On Wednesday, a band of fighters from the same neighborhood was ambushed by loyalists to the fallen regime of Moammar Gadhafi near one of his former strongholds of Bani Walid 100 miles (170 kilometers) southeast of Tripoli.
Some 15 fighters were killed in the ambush after being sent there to arrest a known Gadhafi supporter and there have been demonstrations in the capital demanding the perpetrators be brought to justice.
One of the men who survived the attack, Mohammed Salim Shibil, described it to The Associated Press on Friday: “We were driving and we were surprised to find all the roads blocked. It was an ambush; we couldn’t turn right or left, and then the shooting started. We were shot at from the houses and grenades and rockets came at us from both sides.
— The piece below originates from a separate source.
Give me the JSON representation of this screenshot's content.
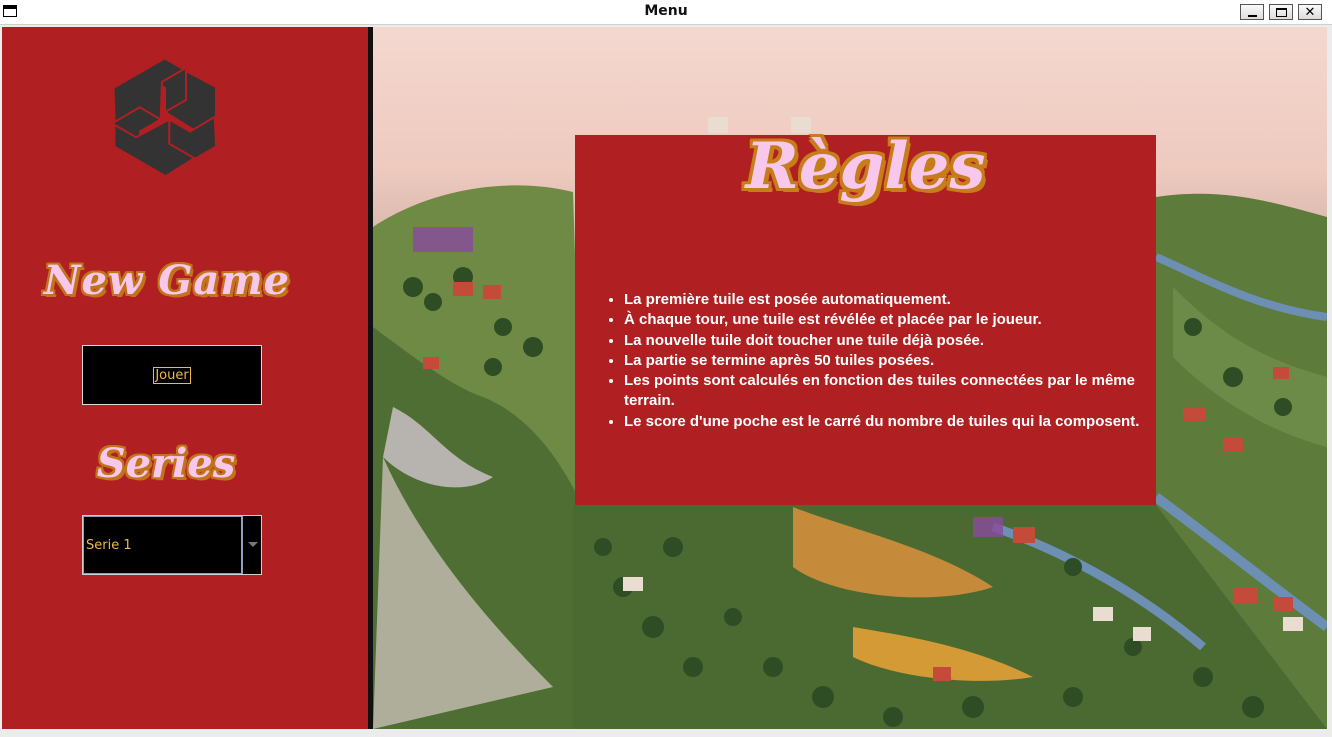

It was a well set ambush.”
Following the overthrow of Gadhafi by rag tag rebels, Libya has been awash with weapons and armed militias with little overarching command structure, often leading to chaotic situations involving gunmen.